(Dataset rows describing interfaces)
---------------
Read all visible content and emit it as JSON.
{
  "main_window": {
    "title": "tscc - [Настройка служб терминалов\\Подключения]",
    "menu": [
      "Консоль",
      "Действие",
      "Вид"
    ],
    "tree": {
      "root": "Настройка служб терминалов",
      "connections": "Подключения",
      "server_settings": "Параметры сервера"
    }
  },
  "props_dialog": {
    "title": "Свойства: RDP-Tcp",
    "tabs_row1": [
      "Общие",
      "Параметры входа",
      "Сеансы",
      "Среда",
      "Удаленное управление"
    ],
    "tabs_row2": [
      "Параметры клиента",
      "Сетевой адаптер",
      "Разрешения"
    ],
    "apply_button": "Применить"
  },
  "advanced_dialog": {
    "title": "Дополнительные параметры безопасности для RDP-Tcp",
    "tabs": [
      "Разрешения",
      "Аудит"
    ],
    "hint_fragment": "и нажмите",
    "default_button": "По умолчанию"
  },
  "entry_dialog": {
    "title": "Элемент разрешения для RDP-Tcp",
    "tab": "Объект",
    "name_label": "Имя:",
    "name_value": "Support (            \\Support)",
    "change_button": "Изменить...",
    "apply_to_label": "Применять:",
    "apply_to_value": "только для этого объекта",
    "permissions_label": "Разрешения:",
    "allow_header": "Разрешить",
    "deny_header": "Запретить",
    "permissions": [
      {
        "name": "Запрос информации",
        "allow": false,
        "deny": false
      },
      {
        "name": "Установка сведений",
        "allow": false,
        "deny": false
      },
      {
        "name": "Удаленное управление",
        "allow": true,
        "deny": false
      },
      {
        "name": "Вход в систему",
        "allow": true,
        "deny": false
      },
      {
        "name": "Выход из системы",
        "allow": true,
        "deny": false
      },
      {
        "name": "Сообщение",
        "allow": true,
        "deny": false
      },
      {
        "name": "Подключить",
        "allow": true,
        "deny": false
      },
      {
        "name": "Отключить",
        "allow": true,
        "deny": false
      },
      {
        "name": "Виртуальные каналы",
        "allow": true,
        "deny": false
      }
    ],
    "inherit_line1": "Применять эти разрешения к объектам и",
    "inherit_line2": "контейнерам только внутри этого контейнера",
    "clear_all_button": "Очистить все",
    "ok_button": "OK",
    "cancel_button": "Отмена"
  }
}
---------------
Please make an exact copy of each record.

◆ Exercise solution ◆
Read all visible content and emit it as JSON.
{
  "main_window": {
    "title": "tscc - [Настройка служб терминалов\\Подключения]",
    "menu": [
      "Консоль",
      "Действие",
      "Вид"
    ],
    "tree": {
      "root": "Настройка служб терминалов",
      "connections": "Подключения",
      "server_settings": "Параметры сервера"
    }
  },
  "props_dialog": {
    "title": "Свойства: RDP-Tcp",
    "tabs_row1": [
      "Общие",
      "Параметры входа",
      "Сеансы",
      "Среда",
      "Удаленное управление"
    ],
    "tabs_row2": [
      "Параметры клиента",
      "Сетевой адаптер",
      "Разрешения"
    ],
    "apply_button": "Применить"
  },
  "advanced_dialog": {
    "title": "Дополнительные параметры безопасности для RDP-Tcp",
    "tabs": [
      "Разрешения",
      "Аудит"
    ],
    "hint_fragment": "и нажмите",
    "default_button": "По умолчанию"
  },
  "entry_dialog": {
    "title": "Элемент разрешения для RDP-Tcp",
    "tab": "Объект",
    "name_label": "Имя:",
    "name_value": "Support (            \\Support)",
    "change_button": "Изменить...",
    "apply_to_label": "Применять:",
    "apply_to_value": "только для этого объекта",
    "permissions_label": "Разрешения:",
    "allow_header": "Разрешить",
    "deny_header": "Запретить",
    "permissions": [
      {
        "name": "Запрос информации",
        "allow": false,
        "deny": false
      },
      {
        "name": "Установка сведений",
        "allow": false,
        "deny": false
      },
      {
        "name": "Удаленное управление",
        "allow": true,
        "deny": false
      },
      {
        "name": "Вход в систему",
        "allow": true,
        "deny": false
      },
      {
        "name": "Выход из системы",
        "allow": true,
        "deny": false
      },
      {
        "name": "Сообщение",
        "allow": true,
        "deny": false
      },
      {
        "name": "Подключить",
        "allow": true,
        "deny": false
      },
      {
        "name": "Отключить",
        "allow": true,
        "deny": false
      },
      {
        "name": "Виртуальные каналы",
        "allow": true,
        "deny": false
      }
    ],
    "inherit_line1": "Применять эти разрешения к объектам и",
    "inherit_line2": "контейнерам только внутри этого контейнера",
    "clear_all_button": "Очистить все",
    "ok_button": "OK",
    "cancel_button": "Отмена"
  }
}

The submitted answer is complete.